Depending on the approach you choose, it can take weeks or months for the moss to die off. Making roof moss removal even trickier, moss can lie dormant in dry weather only to spring back when rain returns. Here are a few things you can do to make sure moss stays away:
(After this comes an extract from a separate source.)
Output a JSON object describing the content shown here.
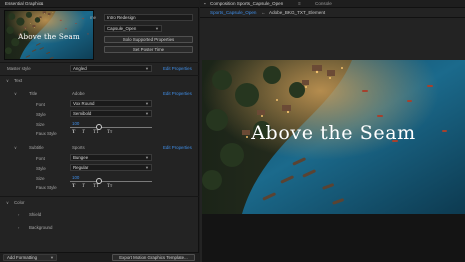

  • Make a visual check of your roof twice a year (spring and fall), remove debris regularly, and deal with moss promptly. 
  • A moss problem is a moisture problem, so figure out how to keep your roof dry and increase the amount of sunlight that hits it. For instance, prune trees that are shading your roof, and keep your gutters clean so water can flow off freely. 
  • Install zinc or copper roof strips just below the ridge cap on both sides of the roof, nailing the strips down every foot or so. (You can also purchase sheet metal in rolls and cut it into 2- to 4-inch strips.) How do these work? Rainwater draws tiny particles out of the metal, and these travel down the roof to kill moss and fungi. Note that these strips need to be replaced every 5 years or so, and they have less of an effect further down the roof. Also, while the Asphalt Roofing Manufacturers Association is in favor of using them on new roofs, it advises against installation on existing roofs because of the potential for leaks down the road.
  • If you live in a moss-prone region and a new roof is in your future, think about using algae-resistant roof shingles. These pricier options incorporate copper granules that can prevent algae from building up on the roof. While they target algae, not moss, they may help make the roof less hospitable to the moisture-loving plant.

When to Call a Professional for Roof Moss Removal

If you’re not comfortable walking around on your roof, if you’ve treated your roof and the moss just keeps coming back, or if there are parts of your roof that you can’t safely reach, call in the pros. They’ll have the right equipment as well as access to commercial-grade moss-control products that can clean your roof effectively. 

Expect to pay anywhere from $450 to $750 to have your roof professionally cleaned, depending on the extent of your moss problem, the size of your roof, and the types of cleaning products the job requires.